* [YOUR OBJECTIVE] Copy out, from the data below, each line in which the word "snippet" occurs.

* [THE DATA]
>>>

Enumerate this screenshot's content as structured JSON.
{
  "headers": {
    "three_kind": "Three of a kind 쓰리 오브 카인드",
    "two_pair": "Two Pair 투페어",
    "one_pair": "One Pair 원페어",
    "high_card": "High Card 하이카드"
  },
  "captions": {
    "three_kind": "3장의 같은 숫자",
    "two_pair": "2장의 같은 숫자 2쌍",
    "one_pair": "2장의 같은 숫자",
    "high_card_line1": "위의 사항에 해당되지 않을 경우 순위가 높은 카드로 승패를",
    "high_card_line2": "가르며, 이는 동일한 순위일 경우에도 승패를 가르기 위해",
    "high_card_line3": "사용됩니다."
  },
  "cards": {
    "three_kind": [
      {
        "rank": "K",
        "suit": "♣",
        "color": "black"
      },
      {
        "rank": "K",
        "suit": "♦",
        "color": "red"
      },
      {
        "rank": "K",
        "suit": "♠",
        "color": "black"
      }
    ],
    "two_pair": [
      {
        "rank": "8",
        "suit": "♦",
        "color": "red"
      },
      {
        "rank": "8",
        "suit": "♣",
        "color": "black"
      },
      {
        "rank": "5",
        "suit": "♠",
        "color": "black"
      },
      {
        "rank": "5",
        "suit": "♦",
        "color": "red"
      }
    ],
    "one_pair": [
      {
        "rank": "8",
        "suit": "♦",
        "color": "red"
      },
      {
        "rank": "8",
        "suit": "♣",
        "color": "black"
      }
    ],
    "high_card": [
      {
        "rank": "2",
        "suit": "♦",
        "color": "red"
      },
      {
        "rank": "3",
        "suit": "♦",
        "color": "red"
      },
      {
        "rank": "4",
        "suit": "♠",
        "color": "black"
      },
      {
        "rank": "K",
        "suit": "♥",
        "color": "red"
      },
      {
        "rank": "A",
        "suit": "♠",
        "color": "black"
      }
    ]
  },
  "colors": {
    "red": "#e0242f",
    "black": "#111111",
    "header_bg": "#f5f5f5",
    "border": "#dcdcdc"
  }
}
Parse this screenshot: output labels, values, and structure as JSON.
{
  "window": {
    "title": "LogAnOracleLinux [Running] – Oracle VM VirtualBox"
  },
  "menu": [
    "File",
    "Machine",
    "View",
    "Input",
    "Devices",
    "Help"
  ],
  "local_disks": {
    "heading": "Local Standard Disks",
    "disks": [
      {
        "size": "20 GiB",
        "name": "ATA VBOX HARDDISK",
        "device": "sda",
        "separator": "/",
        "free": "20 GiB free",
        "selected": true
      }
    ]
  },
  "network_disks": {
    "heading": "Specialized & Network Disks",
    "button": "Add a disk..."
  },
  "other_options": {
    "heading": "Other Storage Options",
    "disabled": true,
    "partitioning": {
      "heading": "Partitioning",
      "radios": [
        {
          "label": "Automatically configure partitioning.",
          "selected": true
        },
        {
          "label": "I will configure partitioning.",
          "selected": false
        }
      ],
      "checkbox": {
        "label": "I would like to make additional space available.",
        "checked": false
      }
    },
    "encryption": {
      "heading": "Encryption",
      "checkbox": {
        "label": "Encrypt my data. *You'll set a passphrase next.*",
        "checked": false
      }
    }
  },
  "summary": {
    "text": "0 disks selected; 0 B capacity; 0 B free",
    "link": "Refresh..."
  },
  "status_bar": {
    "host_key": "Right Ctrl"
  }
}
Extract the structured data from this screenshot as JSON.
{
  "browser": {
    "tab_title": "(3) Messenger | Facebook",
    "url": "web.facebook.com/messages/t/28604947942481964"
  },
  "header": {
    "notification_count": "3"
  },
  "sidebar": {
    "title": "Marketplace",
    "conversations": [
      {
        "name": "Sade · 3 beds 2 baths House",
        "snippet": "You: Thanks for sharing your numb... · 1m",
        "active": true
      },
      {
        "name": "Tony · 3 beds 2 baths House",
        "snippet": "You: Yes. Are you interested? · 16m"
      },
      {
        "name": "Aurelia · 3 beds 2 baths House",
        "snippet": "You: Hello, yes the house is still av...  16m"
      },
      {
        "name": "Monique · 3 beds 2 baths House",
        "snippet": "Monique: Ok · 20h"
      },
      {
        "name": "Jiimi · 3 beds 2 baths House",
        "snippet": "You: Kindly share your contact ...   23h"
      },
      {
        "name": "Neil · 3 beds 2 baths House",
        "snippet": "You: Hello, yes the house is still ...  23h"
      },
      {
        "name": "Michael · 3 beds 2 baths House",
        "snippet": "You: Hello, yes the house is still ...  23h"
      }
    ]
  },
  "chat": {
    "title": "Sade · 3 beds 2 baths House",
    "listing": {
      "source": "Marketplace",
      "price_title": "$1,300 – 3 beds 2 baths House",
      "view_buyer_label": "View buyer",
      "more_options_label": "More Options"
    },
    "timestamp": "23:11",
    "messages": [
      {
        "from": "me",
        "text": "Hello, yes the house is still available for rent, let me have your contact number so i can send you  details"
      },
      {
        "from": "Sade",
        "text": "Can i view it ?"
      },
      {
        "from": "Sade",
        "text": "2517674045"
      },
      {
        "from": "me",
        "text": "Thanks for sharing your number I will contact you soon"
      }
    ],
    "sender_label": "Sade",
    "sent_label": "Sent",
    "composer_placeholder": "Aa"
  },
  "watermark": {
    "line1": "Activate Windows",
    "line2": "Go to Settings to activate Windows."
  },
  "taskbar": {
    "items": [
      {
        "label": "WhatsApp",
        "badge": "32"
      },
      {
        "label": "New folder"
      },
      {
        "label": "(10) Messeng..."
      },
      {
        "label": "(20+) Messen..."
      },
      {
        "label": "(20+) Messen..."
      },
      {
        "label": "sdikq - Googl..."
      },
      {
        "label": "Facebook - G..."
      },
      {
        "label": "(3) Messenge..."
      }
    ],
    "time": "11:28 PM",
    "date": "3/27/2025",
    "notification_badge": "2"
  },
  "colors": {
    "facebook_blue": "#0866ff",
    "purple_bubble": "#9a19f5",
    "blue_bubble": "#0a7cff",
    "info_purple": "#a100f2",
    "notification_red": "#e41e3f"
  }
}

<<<

* [RESPONSE AREA]
        "snippet": "You: Thanks for sharing your numb... · 1m",
        "snippet": "You: Yes. Are you interested? · 16m"
        "snippet": "You: Hello, yes the house is still av...  16m"
        "snippet": "Monique: Ok · 20h"
        "snippet": "You: Kindly share your contact ...   23h"
        "snippet": "You: Hello, yes the house is still ...  23h"
        "snippet": "You: Hello, yes the house is still ...  23h"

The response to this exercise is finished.